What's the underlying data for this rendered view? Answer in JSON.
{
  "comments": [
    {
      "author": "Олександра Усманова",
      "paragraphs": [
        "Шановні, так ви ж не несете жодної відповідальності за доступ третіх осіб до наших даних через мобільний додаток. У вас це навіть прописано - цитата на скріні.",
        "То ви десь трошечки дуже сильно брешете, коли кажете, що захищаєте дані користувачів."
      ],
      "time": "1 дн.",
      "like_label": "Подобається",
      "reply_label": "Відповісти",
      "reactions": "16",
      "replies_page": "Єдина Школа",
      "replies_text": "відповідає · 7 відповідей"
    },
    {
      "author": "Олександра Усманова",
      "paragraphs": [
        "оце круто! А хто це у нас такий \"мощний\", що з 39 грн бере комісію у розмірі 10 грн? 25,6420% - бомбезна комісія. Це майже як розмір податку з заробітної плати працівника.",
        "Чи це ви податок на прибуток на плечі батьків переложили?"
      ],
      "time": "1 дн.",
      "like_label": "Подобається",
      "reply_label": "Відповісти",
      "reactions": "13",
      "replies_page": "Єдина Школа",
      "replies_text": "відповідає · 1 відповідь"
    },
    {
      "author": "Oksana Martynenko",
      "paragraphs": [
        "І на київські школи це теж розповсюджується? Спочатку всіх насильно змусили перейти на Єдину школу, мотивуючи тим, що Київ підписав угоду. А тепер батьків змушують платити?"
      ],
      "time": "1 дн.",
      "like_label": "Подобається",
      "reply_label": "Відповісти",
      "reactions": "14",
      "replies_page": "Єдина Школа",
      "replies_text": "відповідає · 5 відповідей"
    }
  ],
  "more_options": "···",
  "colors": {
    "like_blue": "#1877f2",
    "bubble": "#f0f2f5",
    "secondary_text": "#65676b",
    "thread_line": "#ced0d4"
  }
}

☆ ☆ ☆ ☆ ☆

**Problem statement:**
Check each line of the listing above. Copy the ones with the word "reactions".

**The completed task:**
      "reactions": "16",
      "reactions": "13",
      "reactions": "14",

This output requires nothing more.